How do I stay insured?
The best you can do, is to remain within the framework of all relevant legislation, policy wording and the conditions of insurance. It is a legal requirement to record the presence of chemicals found in a burnt residential building, especially if these chemicals were material to the ignition of the fire, or if the chemicals caused greater fire damage to the structure and its contents than would otherwise have been the case. Therefore, it is highly likely any missteps will be identified, and in such a case, any insurance claim is unlikely to be paid.
Getting general home storage right

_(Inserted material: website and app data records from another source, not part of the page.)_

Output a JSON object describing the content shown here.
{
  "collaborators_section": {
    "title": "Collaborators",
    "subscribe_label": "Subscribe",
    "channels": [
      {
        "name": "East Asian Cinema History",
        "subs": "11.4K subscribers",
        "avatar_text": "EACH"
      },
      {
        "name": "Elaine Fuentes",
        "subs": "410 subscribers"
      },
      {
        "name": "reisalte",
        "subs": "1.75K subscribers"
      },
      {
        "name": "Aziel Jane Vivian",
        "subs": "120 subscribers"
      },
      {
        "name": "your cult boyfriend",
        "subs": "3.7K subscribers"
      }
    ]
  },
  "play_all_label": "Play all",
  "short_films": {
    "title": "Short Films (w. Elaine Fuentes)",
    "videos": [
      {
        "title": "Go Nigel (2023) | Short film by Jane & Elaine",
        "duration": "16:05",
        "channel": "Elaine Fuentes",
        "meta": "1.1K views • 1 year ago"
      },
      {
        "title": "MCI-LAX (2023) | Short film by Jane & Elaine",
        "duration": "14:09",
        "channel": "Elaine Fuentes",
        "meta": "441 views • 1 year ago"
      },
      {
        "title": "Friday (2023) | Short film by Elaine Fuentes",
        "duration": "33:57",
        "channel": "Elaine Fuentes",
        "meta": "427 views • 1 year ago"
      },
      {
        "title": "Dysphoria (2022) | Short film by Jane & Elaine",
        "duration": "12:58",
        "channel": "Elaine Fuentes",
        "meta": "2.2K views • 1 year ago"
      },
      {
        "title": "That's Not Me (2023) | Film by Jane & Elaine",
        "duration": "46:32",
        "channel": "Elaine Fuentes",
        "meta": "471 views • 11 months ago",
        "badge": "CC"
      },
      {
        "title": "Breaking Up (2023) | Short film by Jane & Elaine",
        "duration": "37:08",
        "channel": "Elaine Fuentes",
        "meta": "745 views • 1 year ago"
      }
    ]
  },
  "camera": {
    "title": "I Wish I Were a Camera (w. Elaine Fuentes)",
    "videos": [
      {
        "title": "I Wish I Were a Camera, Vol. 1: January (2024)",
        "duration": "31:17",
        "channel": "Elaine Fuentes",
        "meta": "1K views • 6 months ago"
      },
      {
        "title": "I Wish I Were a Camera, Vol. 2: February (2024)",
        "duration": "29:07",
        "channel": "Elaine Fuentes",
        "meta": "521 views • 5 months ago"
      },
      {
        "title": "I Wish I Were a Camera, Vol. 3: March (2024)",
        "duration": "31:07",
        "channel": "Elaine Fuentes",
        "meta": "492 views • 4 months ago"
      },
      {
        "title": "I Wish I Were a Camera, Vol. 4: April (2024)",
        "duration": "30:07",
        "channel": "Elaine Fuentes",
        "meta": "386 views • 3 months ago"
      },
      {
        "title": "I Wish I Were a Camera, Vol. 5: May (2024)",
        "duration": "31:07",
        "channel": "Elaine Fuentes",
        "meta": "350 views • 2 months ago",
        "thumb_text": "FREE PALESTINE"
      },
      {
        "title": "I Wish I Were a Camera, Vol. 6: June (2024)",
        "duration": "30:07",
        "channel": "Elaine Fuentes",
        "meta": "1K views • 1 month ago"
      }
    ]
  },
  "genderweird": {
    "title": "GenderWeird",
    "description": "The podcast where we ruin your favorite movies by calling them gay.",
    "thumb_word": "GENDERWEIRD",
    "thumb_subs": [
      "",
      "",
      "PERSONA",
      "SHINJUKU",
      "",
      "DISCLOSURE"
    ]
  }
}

Keep in mind that many household products, from those that clean the kitchen counter to those made for the swimming pool, could be hazardous. Fire risk exists the moment flammable items are stored too closely together or unsafely. Paint tins are another example that can be disastrous if stored near a flammable item. Therefore, it is important to ensure you store your household and DIY-items safely, too.
It is always best to act within the law. Your insurance adviser can provide valuable guidance, as advice should always be tailored to your unique circumstances. If you are unsure what the law requires you may need to reach out to the relevant authorities to check what is permitted, but be sure to keep evidence of what was clarified too.
Bertus Visser is the Chief Executive of Distribution at PSG Insure